At the Capitol today, Democratic Leadership failed to convince Republicans to give them some so-called "silver bullets," like they had last legislative session.
In a Rules Committee meeting, Representative Jenny Eck asked Republicans for a tool that would allow them to move bills from a committee onto the House floor with a simple majority vote. It usually takes a super-majority, making it easier for a majority party to block bills they don’t like.
"We would like to see a similar arrangement to last session, with six silver bullets on our side, and six silver bullets with the majority," Eck said.
Republicans voted along party lines to block the silver bullet addition to the House rules.
Democrats used silver bullets several times during last legislative session, including to help pass Medicaid expansion, which became law.
When Republican chairman Jeff Essmann was asked if the success Democrats found in using the silver bullets last time influenced his vote, he said he voted against the rule because it will make the House floor more efficient, and not gummed up with too many bills:
"If there is an important bill, it needs to be heard on the floor. The legislator is free to work hard to get the 60 votes to get it out and get it heard," Essmann said.

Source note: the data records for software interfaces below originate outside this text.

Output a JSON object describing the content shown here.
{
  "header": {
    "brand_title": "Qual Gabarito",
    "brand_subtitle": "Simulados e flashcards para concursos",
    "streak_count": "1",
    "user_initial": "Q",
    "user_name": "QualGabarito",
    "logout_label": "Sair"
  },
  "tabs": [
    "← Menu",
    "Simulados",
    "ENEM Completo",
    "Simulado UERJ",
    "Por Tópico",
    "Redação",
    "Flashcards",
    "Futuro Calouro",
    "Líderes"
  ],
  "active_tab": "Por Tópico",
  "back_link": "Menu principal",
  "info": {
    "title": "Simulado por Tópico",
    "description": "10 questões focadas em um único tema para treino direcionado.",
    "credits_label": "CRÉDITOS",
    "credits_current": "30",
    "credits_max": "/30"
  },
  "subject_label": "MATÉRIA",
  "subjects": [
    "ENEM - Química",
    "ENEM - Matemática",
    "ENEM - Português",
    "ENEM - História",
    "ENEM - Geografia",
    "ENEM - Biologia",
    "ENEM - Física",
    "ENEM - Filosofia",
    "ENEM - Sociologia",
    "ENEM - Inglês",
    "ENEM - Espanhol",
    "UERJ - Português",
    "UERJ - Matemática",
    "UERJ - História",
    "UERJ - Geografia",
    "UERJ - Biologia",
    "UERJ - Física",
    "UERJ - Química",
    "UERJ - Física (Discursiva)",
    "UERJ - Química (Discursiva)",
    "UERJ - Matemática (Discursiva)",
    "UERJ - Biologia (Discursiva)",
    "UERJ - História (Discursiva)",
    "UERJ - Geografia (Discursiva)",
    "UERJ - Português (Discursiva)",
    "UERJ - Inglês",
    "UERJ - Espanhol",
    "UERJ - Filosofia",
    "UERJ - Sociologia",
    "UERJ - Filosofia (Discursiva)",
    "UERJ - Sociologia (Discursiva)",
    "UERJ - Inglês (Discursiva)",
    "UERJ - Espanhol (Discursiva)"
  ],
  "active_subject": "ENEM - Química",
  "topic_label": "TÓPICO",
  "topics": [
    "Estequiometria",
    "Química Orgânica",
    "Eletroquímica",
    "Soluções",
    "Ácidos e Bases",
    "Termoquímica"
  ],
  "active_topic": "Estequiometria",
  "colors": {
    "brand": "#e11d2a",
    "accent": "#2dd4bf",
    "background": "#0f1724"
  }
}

The rules still need to be approved by the entire body of the House.